→ Problem details: Copy all lines below that use the word "Направление".

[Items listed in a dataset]

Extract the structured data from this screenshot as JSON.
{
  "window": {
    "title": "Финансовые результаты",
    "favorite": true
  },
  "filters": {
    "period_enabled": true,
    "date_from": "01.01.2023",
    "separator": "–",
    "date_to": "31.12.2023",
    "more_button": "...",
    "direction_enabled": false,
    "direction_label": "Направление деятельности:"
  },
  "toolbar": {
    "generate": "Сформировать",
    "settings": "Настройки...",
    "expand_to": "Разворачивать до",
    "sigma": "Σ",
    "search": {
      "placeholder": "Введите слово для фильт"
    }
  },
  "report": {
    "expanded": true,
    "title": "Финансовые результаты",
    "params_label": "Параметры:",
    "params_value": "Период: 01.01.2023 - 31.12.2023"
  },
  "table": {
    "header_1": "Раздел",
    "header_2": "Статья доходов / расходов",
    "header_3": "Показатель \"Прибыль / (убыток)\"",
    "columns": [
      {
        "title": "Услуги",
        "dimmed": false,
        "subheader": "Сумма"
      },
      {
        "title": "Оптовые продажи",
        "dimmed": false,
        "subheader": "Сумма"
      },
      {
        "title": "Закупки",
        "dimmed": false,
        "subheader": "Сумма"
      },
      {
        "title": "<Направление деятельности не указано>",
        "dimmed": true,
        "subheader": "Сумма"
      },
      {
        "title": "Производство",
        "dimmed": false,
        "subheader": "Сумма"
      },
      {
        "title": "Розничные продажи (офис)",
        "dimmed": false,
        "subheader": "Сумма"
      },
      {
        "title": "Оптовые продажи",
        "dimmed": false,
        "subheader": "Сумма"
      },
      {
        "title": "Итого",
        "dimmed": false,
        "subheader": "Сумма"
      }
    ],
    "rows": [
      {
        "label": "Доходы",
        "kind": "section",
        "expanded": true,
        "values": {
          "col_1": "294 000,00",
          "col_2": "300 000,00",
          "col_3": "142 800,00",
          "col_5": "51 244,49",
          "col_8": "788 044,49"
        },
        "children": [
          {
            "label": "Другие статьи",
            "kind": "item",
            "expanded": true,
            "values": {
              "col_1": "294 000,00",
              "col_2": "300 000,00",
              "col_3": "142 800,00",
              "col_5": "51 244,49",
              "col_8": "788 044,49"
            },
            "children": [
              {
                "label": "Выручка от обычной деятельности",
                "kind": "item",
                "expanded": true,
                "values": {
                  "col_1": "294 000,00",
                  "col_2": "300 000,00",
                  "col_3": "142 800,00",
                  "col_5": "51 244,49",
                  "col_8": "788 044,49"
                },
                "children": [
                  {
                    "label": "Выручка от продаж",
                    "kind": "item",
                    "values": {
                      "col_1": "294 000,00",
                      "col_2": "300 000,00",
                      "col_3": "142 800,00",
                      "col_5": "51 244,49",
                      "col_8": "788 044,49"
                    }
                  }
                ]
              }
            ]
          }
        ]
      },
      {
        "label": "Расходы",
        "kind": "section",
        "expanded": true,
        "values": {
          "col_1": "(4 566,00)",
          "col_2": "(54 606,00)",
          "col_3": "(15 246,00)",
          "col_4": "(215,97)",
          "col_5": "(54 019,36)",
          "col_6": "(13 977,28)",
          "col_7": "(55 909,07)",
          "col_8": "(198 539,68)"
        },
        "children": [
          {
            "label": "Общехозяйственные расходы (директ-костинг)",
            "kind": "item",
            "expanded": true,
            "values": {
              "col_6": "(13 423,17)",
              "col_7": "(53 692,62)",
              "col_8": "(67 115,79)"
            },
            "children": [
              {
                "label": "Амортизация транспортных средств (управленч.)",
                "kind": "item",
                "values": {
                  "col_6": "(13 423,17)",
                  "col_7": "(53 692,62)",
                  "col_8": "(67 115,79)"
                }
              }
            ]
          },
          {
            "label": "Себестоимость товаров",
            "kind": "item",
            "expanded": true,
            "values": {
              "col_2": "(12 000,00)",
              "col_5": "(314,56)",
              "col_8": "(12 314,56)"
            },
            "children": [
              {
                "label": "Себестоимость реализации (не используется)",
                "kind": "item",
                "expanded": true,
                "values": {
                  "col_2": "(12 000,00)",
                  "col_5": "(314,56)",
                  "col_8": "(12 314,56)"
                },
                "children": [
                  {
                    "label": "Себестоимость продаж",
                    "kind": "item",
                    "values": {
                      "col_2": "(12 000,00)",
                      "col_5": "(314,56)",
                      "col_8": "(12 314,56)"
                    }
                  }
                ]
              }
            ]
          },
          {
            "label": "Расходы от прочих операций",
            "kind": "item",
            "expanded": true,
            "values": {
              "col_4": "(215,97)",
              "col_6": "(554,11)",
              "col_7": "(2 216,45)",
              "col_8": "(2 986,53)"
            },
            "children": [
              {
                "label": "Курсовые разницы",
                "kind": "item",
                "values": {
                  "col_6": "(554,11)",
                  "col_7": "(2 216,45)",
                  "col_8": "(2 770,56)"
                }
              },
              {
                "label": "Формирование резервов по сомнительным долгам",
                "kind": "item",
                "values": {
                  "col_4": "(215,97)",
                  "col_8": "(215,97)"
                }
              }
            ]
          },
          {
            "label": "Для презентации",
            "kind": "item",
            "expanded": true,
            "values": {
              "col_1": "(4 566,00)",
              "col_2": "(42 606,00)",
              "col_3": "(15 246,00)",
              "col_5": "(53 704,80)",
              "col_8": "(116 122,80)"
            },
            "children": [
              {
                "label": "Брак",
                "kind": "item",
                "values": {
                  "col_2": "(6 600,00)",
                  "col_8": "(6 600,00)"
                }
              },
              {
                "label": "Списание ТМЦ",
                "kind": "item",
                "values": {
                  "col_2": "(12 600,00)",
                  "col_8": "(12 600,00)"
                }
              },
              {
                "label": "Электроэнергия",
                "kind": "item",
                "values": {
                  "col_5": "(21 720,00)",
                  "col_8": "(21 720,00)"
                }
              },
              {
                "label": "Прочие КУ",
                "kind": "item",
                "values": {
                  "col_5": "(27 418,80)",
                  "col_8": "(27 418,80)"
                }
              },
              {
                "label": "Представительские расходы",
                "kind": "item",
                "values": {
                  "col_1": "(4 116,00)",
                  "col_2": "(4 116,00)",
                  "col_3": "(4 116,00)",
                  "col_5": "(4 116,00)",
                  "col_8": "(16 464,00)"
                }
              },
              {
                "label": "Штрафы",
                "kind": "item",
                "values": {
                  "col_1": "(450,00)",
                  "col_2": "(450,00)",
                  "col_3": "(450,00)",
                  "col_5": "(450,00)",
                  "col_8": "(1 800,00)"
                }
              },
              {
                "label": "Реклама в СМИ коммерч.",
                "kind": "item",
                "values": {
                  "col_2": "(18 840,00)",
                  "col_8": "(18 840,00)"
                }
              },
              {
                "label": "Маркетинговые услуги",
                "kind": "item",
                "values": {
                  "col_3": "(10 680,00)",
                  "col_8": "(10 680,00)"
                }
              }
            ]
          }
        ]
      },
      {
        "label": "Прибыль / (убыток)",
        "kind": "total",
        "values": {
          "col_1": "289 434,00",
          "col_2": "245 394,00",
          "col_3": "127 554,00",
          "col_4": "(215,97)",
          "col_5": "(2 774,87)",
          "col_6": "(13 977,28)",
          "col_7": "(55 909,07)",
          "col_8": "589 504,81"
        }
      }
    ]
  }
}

→ Solution to the exercise:
    "direction_label": "Направление деятельности:"
        "title": "<Направление деятельности не указано>",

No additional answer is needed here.